*TRY IT*: Which lines in the data contain the word "INPhINIT"? Please copy each of them.

*INFORMATION SHOWN*:
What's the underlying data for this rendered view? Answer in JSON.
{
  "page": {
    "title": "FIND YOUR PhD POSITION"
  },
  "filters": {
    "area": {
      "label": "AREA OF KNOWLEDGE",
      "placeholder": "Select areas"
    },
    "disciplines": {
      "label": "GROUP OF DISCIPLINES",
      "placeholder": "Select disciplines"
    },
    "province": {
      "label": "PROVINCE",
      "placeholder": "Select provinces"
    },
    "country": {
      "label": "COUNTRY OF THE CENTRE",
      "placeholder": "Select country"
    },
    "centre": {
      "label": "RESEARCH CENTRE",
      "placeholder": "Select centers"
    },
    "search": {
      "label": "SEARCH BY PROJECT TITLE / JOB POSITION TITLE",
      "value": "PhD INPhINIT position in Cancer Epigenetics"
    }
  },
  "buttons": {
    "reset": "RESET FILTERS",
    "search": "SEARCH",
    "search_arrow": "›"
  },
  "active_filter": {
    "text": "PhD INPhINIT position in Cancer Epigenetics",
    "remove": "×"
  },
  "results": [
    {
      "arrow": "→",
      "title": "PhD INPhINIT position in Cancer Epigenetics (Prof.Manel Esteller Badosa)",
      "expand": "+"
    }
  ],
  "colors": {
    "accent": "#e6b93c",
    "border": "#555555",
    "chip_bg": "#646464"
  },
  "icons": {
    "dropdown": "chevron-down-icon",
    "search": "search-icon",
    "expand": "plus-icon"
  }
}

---

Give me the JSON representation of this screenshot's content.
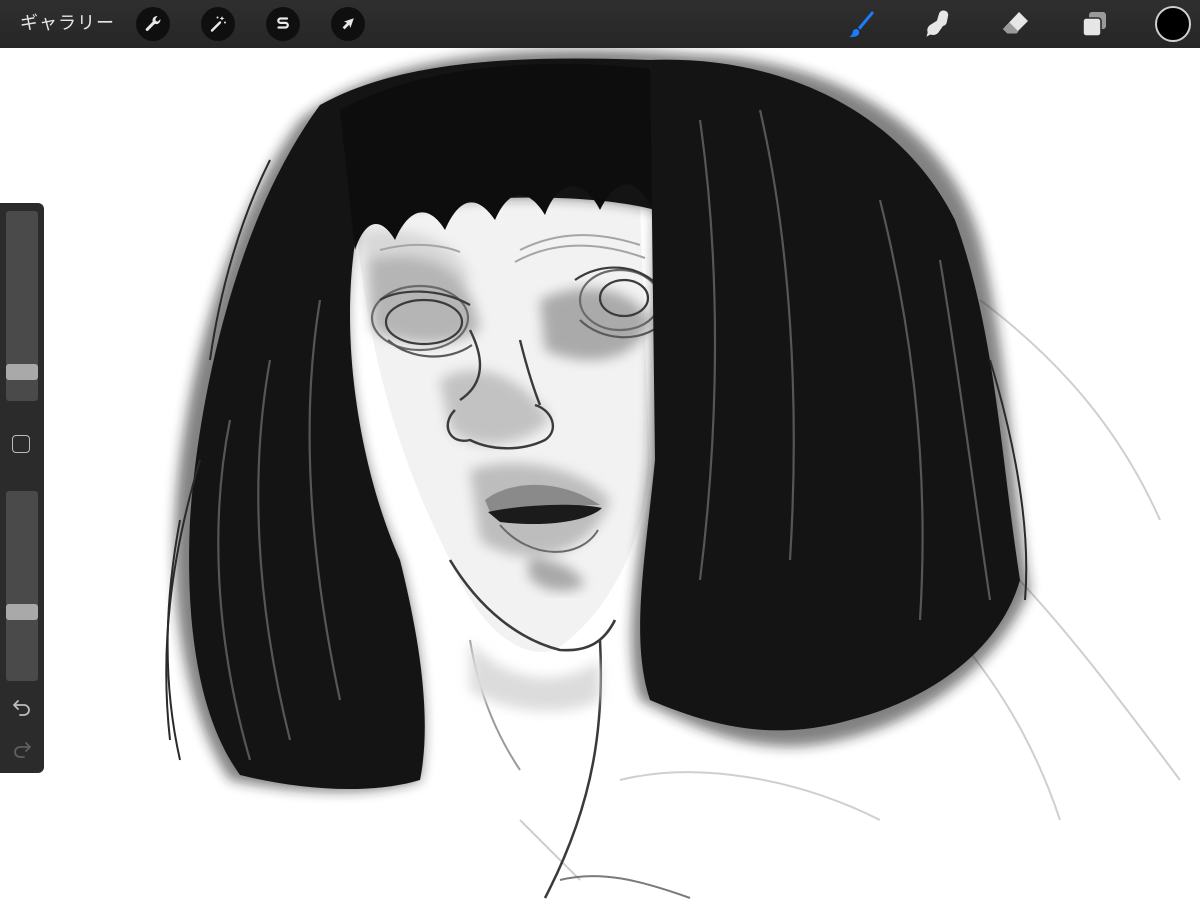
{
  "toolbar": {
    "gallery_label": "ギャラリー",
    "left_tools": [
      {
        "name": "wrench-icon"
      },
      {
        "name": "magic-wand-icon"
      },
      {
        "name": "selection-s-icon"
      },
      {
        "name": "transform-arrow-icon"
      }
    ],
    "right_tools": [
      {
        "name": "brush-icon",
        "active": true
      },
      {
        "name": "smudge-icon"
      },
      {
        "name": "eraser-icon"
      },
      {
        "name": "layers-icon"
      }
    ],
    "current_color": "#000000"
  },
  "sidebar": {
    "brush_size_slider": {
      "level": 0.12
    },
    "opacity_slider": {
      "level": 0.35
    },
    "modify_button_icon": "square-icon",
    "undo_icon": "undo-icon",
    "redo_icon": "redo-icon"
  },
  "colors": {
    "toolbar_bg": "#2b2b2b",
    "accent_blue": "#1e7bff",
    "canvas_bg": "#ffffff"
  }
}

*SOLUTION FOR THIS EXERCISE*:
      "value": "PhD INPhINIT position in Cancer Epigenetics"
    "text": "PhD INPhINIT position in Cancer Epigenetics",
      "title": "PhD INPhINIT position in Cancer Epigenetics (Prof.Manel Esteller Badosa)",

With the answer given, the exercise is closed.